How To Declutter Without Remorse

A reader writes, asking how they can declutter without getting rid of things they will want later.

Great question. Let’s get one thing out of the way first. Most people think that decluttering is only done during spring cleaning. But the concept of spring cleaning does not make any sense at all. Spring is when you go outside and get your garden ready to plant and refresh the landscape. You take a big gulp of clean fresh air after being in the house all winter, and you want to stay outdoors.

The right time to do a major “spring” clean is when you are stuck in the house. Winter absolutely is the best time to look around the house and clean top to bottom, and get rid of what you don’t need.

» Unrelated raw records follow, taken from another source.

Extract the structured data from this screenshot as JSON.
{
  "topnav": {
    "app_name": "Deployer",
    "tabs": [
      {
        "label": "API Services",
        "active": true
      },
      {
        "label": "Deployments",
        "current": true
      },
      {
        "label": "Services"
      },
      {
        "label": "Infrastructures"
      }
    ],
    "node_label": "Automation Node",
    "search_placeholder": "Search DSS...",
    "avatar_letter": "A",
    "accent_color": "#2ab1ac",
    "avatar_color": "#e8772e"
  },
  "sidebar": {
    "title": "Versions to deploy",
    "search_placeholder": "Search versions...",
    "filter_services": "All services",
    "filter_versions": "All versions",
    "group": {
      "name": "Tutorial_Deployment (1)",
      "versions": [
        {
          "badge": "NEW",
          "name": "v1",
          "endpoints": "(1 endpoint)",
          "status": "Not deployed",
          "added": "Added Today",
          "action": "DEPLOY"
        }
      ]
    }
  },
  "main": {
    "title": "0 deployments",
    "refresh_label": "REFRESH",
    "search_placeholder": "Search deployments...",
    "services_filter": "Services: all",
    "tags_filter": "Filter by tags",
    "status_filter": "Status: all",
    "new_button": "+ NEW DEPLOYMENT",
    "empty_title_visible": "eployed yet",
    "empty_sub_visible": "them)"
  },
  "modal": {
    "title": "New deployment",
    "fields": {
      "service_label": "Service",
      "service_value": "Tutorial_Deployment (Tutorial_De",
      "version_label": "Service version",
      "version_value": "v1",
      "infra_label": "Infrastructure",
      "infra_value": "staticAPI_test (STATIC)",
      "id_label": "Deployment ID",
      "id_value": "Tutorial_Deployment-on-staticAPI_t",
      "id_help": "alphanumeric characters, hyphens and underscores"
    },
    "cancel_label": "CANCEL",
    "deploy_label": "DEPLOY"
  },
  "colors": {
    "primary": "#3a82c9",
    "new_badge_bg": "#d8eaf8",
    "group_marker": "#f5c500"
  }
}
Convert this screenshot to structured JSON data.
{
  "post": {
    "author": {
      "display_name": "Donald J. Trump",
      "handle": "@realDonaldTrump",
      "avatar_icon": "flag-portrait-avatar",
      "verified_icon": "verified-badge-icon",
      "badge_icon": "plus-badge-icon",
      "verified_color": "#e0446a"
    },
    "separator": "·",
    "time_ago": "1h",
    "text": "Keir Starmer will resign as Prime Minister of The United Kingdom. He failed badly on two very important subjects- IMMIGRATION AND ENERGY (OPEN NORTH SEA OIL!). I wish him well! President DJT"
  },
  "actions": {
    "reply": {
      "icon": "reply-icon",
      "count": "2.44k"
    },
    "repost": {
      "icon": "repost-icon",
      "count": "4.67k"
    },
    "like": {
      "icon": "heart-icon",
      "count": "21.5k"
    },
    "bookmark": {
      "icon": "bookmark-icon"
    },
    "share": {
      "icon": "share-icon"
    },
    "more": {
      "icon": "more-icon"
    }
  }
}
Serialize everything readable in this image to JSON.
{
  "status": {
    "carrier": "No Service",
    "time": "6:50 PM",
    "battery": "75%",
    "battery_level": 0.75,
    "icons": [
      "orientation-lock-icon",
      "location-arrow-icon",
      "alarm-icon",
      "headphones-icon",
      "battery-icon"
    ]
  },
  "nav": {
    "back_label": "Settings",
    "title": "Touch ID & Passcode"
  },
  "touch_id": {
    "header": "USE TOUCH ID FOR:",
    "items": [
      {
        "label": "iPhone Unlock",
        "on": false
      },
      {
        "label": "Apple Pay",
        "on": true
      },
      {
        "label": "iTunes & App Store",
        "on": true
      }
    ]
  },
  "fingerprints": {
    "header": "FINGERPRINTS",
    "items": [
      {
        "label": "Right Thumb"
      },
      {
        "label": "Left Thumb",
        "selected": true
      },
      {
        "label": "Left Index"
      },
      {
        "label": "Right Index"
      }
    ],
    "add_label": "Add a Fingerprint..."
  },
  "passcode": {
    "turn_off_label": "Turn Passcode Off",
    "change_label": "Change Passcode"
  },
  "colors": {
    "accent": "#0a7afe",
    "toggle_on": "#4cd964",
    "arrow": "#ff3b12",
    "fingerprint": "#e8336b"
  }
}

Especially after the holidays and before the new year. Why not start out the new year with some decluttering?

The first thing to do is to figure out what you are happy with and what you are not happy with. One of the reasons that Marie Kondo’s book on tidying up is so popular is that she tells readers to get rid of things they are not “delighted” with. In other words, you should feel a connection with each of your material possessions. The problem with this method is that what delighted you five years ago may not delight you now.

Here’s where to begin.

  • Set aside some quiet time to stand in each room of your home with a notebook. Let the scene soak in. Is everything you see contributing to the overall picture of beauty and function? What is extra, what is missing, what is out of sync? Write down what you see. When you have completed this exercise, you may find yourself calling the charity truck for a pickup. Don’t do more than one or two rooms at a time, or you’ll feel overwhelmed.
  • Mental approach or attitude. It’s not what organizers you buy, it’s being disciplined about only keeping what you use and love.
  • When you feel that your world is organized and where you want it, keep it that way. To do this, clean as you go and put things where they belong immediately after using them. Rather than putting lots of little things in organizers or keeping them out in view, put them away in drawers, cabinets, or trunks. Yes, you CAN teach children to do this.
  • Make constant decisions about what delights you, and only keep those things. If this scares you, then put things in a closet for a few weeks to experience what it’s like without it. You can always pull it back out if you really love it.
  • If you’re really nervous about making decluttering mistakes, spend the money to put it in storage. See how you feel.
  • Never feel bad about spending money on new setups, layouts, etc. Over time we change what we think of our things.

Don’t look back. You’re going to make some mistakes. Remind yourself it’s a material world, the real gifts and possessions you have are in your mind’s eye.